This post updates the most recent post regarding initial state and federal proceedings that were initiated in light of Order No. 872.
Post-Order No. 872 Requests for Relief from the PURPA Purchase Mandate
Given the paucity of actual or potential QFs in the relevant service areas of ETEC and NTEC, and thus an absence of protests, these entities, who led the pack in submitting the first QM filing under Order No. 872, rather quickly obtained the requested relief. Since their filing, a few more applications have been submitted and certainly more are expected soon. Not surprisingly, many of the earliest filers had relatively few existing or queued potential QFs. No protest has been filed in any QM docket to date.
State Proceedings Implementing Order No. 872
In California, the California PUC is still considering whether to change its newly-adopted Standard Offer Contract (New QF SOC) to require the use of variable energy rates instead of a fixed energy rate.
Another state commission already has made the switch.
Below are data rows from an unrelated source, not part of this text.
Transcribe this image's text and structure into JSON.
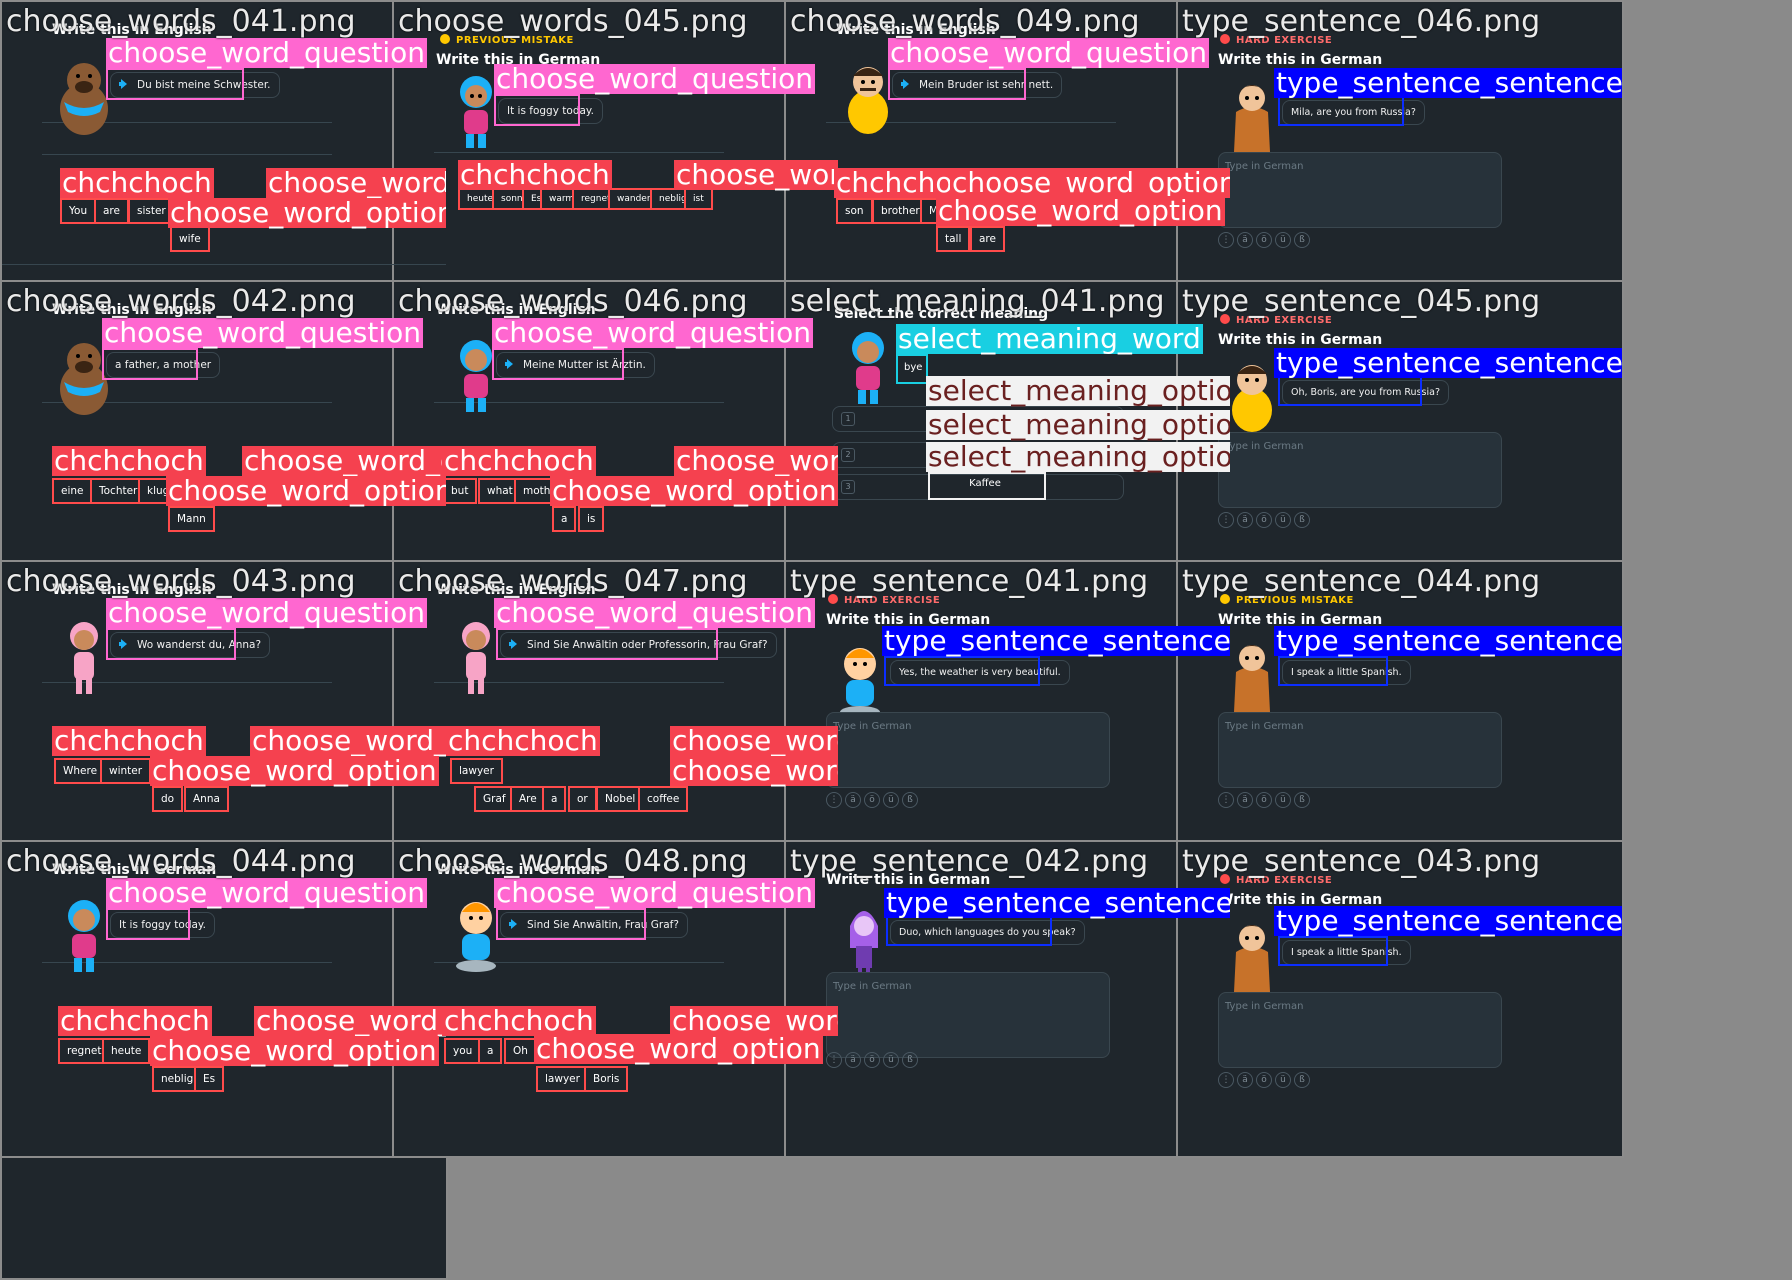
{
  "labels": {
    "choose_word_question": "choose_word_question",
    "choose_word_option": "choose_word_option",
    "type_sentence_sentence": "type_sentence_sentence",
    "select_meaning_word": "select_meaning_word",
    "select_meaning_option": "select_meaning_option",
    "truncated_ch": "chchchoch"
  },
  "ui": {
    "write_english": "Write this in English",
    "write_german": "Write this in German",
    "select_meaning": "Select the correct meaning",
    "hard_exercise": "HARD EXERCISE",
    "previous_mistake": "PREVIOUS MISTAKE",
    "type_placeholder": "Type in German",
    "keys": [
      "ä",
      "ö",
      "ü",
      "ß"
    ]
  },
  "tiles": {
    "t1": {
      "file": "choose_words_041.png",
      "sentence": "Du bist meine Schwester.",
      "words": [
        "You",
        "are",
        "sister",
        "wife"
      ]
    },
    "t2": {
      "file": "choose_words_045.png",
      "sentence": "It is foggy today.",
      "words": [
        "heute",
        "sonnig",
        "Es",
        "warm",
        "regnet",
        "wandern",
        "neblig",
        "ist"
      ]
    },
    "t3": {
      "file": "choose_words_049.png",
      "sentence": "Mein Bruder ist sehr nett.",
      "words": [
        "son",
        "brother",
        "My",
        "tall",
        "are"
      ]
    },
    "t4": {
      "file": "type_sentence_046.png",
      "sentence": "Mila, are you from Russia?"
    },
    "t5": {
      "file": "choose_words_042.png",
      "sentence": "a father, a mother",
      "words": [
        "eine",
        "Tochter",
        "klug",
        "Mann"
      ]
    },
    "t6": {
      "file": "choose_words_046.png",
      "sentence": "Meine Mutter ist Ärztin.",
      "words": [
        "but",
        "what",
        "mother",
        "a",
        "is"
      ]
    },
    "t7": {
      "file": "select_meaning_041.png",
      "word": "bye",
      "option": "Kaffee",
      "nums": [
        "1",
        "2",
        "3"
      ]
    },
    "t8": {
      "file": "type_sentence_045.png",
      "sentence": "Oh, Boris, are you from Russia?"
    },
    "t9": {
      "file": "choose_words_043.png",
      "sentence": "Wo wanderst du, Anna?",
      "words": [
        "Where",
        "winter",
        "do",
        "Anna"
      ]
    },
    "t10": {
      "file": "choose_words_047.png",
      "sentence": "Sind Sie Anwältin oder Professorin, Frau Graf?",
      "words": [
        "lawyer",
        "Graf",
        "Are",
        "a",
        "or",
        "Nobel",
        "coffee"
      ]
    },
    "t11": {
      "file": "type_sentence_041.png",
      "sentence": "Yes, the weather is very beautiful."
    },
    "t12": {
      "file": "type_sentence_044.png",
      "sentence": "I speak a little Spanish."
    },
    "t13": {
      "file": "choose_words_044.png",
      "sentence": "It is foggy today.",
      "words": [
        "regnet",
        "heute",
        "neblig",
        "Es"
      ]
    },
    "t14": {
      "file": "choose_words_048.png",
      "sentence": "Sind Sie Anwältin, Frau Graf?",
      "words": [
        "you",
        "a",
        "Oh",
        "lawyer",
        "Boris"
      ]
    },
    "t15": {
      "file": "type_sentence_042.png",
      "sentence": "Duo, which languages do you speak?"
    },
    "t16": {
      "file": "type_sentence_043.png",
      "sentence": "I speak a little Spanish."
    }
  },
  "colors": {
    "pink": "#ff67d0",
    "red": "#f5414f",
    "blue": "#0000ff",
    "cyan": "#19cfe2",
    "bg": "#1f262c"
  }
}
In Case No. 2020-00174, the Kentucky PSC, found the same decision to be quite easy to make. The PSC noted that “to account for the significant development of energy markets, FERC established a rebuttable presumption that locational marginal prices (LMPs) may reflect a purchasing electric utility’s avoided energy costs and allowed states the ability to require variable energy rates.” The PSC availed itself of the new capability to require variable energy rates in a Kentucky Power Company proceeding, finding that for its cogeneration tariff, the avoided energy rate should be the variable LMP at time of delivery. The PSC found that this approach “will eliminate any forecast error from Kentucky Power’s avoided energy rate and place the risk of economic feasibility on the QF instead of Kentucky Power’s ratepayers.” The Kentucky PSC extended Kentucky Power’s current minimum term of one year to five years because the variable energy rates would alleviate risk to ratepayers. This type of result was one hoped for by FERC – that variable energy rates would allow state commissions that viewed long-term QF contracts as too risky for ratepayers to feel more comfortable.
The New Mexico PRC recognized early on that Order No. 872 had targeted its legally enforceable obligation (LEO) standard and opened a proceeding in 2020 to address the issue. It has now issue a proposed LEO standard, but the proposal will not be finalized for at least several months. The test proposed is as follows:
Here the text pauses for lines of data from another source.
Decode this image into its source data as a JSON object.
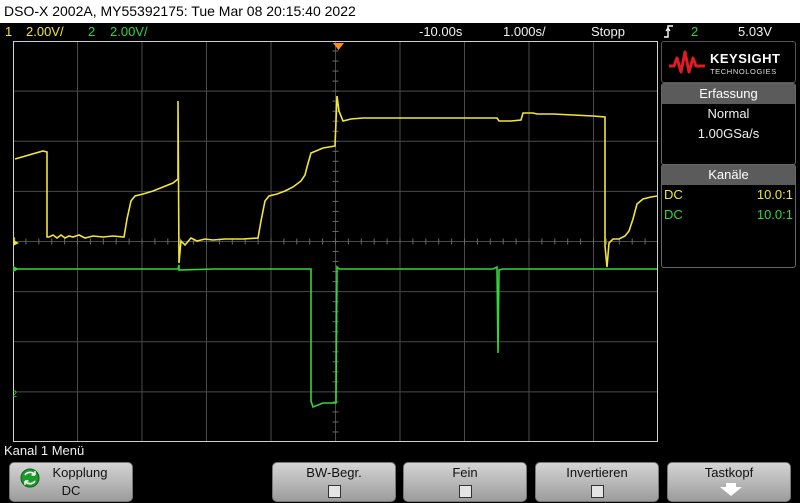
{
  "title": "DSO-X 2002A, MY55392175: Tue Mar 08 20:15:40 2022",
  "status": {
    "ch1_num": "1",
    "ch1_scale": "2.00V/",
    "ch2_num": "2",
    "ch2_scale": "2.00V/",
    "time_delay": "-10.00s",
    "time_scale": "1.000s/",
    "run_state": "Stopp",
    "trigger_icon": "trigger-edge-icon",
    "trigger_source": "2",
    "trigger_level": "5.03V"
  },
  "logo": {
    "brand": "KEYSIGHT",
    "sub": "TECHNOLOGIES"
  },
  "acquisition": {
    "title": "Erfassung",
    "mode": "Normal",
    "rate": "1.00GSa/s"
  },
  "channels": {
    "title": "Kanäle",
    "rows": [
      {
        "coupling": "DC",
        "probe": "10.0:1"
      },
      {
        "coupling": "DC",
        "probe": "10.0:1"
      }
    ]
  },
  "markers": {
    "ch1": "1",
    "ch2": "2"
  },
  "menu": {
    "title": "Kanal 1 Menü",
    "softkeys": {
      "kopplung": {
        "label": "Kopplung",
        "value": "DC"
      },
      "bw": {
        "label": "BW-Begr."
      },
      "fein": {
        "label": "Fein"
      },
      "invert": {
        "label": "Invertieren"
      },
      "tastkopf": {
        "label": "Tastkopf"
      }
    }
  },
  "colors": {
    "ch1": "#f2e53a",
    "ch2": "#34d63a",
    "trigger_marker": "#ff8c1a",
    "grid": "#4a4a4a"
  }
}
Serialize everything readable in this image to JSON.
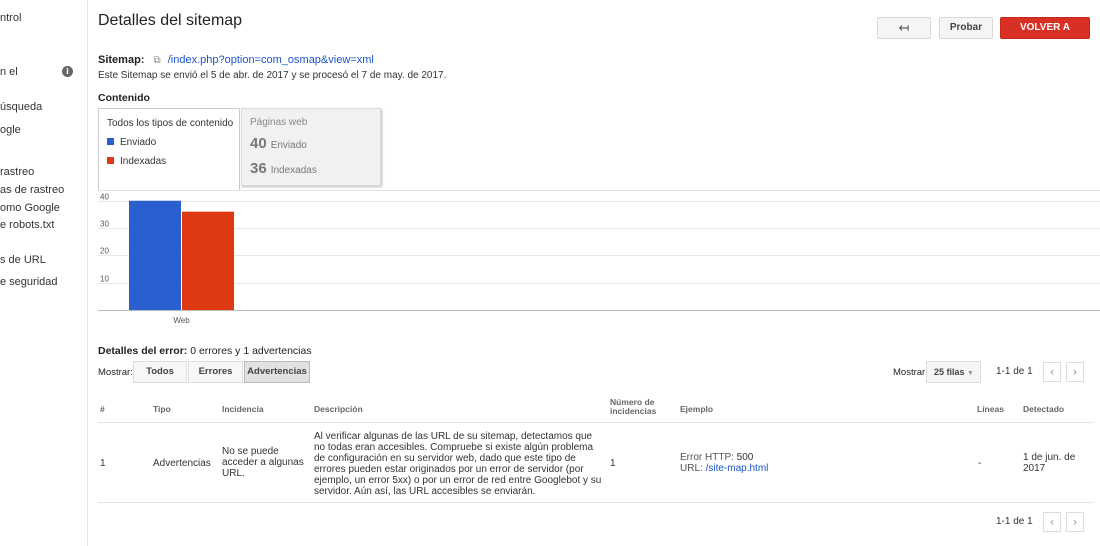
{
  "sidebar": {
    "items": [
      {
        "label": "ntrol"
      },
      {
        "label": "n el"
      },
      {
        "label": "úsqueda"
      },
      {
        "label": "ogle"
      },
      {
        "label": "rastreo"
      },
      {
        "label": "as de rastreo"
      },
      {
        "label": "omo Google"
      },
      {
        "label": "e robots.txt"
      },
      {
        "label": "s de URL"
      },
      {
        "label": "e seguridad"
      }
    ]
  },
  "header": {
    "title": "Detalles del sitemap",
    "back_label": "↤",
    "test_label": "Probar",
    "resubmit_label": "VOLVER A ENVIAR"
  },
  "sitemap": {
    "label": "Sitemap:",
    "url": "/index.php?option=com_osmap&view=xml",
    "info": "Este Sitemap se envió el 5 de abr. de 2017 y se procesó el 7 de may. de 2017."
  },
  "content": {
    "label": "Contenido",
    "tab_all": {
      "title": "Todos los tipos de contenido",
      "legend": [
        {
          "label": "Enviado",
          "color": "#2a5fcf"
        },
        {
          "label": "Indexadas",
          "color": "#dd3a13"
        }
      ]
    },
    "tab_web": {
      "title": "Páginas web",
      "submitted_count": "40",
      "submitted_label": "Enviado",
      "indexed_count": "36",
      "indexed_label": "Indexadas"
    }
  },
  "chart_data": {
    "type": "bar",
    "categories": [
      "Web"
    ],
    "series": [
      {
        "name": "Enviado",
        "values": [
          40
        ],
        "color": "#2a5fcf"
      },
      {
        "name": "Indexadas",
        "values": [
          36
        ],
        "color": "#dd3a13"
      }
    ],
    "yticks": [
      10,
      20,
      30,
      40
    ],
    "ylim": [
      0,
      41
    ]
  },
  "errors": {
    "title_bold": "Detalles del error:",
    "title_rest": " 0 errores y 1 advertencias",
    "show_label": "Mostrar:",
    "filters": [
      "Todos",
      "Errores",
      "Advertencias"
    ],
    "show_right_label": "Mostrar",
    "rows_select": "25 filas",
    "pager_text": "1-1 de 1",
    "prev": "‹",
    "next": "›",
    "columns": [
      "#",
      "Tipo",
      "Incidencia",
      "Descripción",
      "Número de incidencias",
      "Ejemplo",
      "Líneas",
      "Detectado"
    ],
    "rows": [
      {
        "num": "1",
        "type": "Advertencias",
        "issue": "No se puede acceder a algunas URL.",
        "description": "Al verificar algunas de las URL de su sitemap, detectamos que no todas eran accesibles. Compruebe si existe algún problema de configuración en su servidor web, dado que este tipo de errores pueden estar originados por un error de servidor (por ejemplo, un error 5xx) o por un error de red entre Googlebot y su servidor. Aún así, las URL accesibles se enviarán.",
        "count": "1",
        "example_error_label": "Error HTTP:",
        "example_error_code": "500",
        "example_url_label": "URL:",
        "example_url": "/site-map.html",
        "lines": "-",
        "detected": "1 de jun. de 2017"
      }
    ]
  }
}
(1) The qualifying facility has filed an interconnection application with the appropriate entity and has tendered all required fees to that entity;
(2) The qualifying facility has taken meaningful steps to obtain site control to construct the entire qualifying facility, which the qualifying facility may demonstrate through the production of executed agreements and through similar measures;
(3) The qualifying facility has applied for all required federal, state, and local permits and licenses necessary to construct and operate the facility, and has tendered all required fees to the appropriate governmental authorities;
(4) The qualifying facility has authorized all environmental studies and other actions necessary to support permit and license applications;
(5) The qualifying facility has obtained or applied for financing of the proposed project, as evidenced by loan application documents or other types of financing applications; and
(6) The qualifying facility has provided the utility with a construction plan and timeline for the construction of the facility, including construction cost quotes.
This LEO standard is fairly strict, as would be expected in light of the extremely strict prior standard.
Other state commissions opened proceedings in 2020 to address Order No. 872 including Colorado, Michigan, Georgia, but several of these proceedings remain pending. The Georgia PSC did not make any significant changes in a recent order, although it may continue to examine certain issues in the future.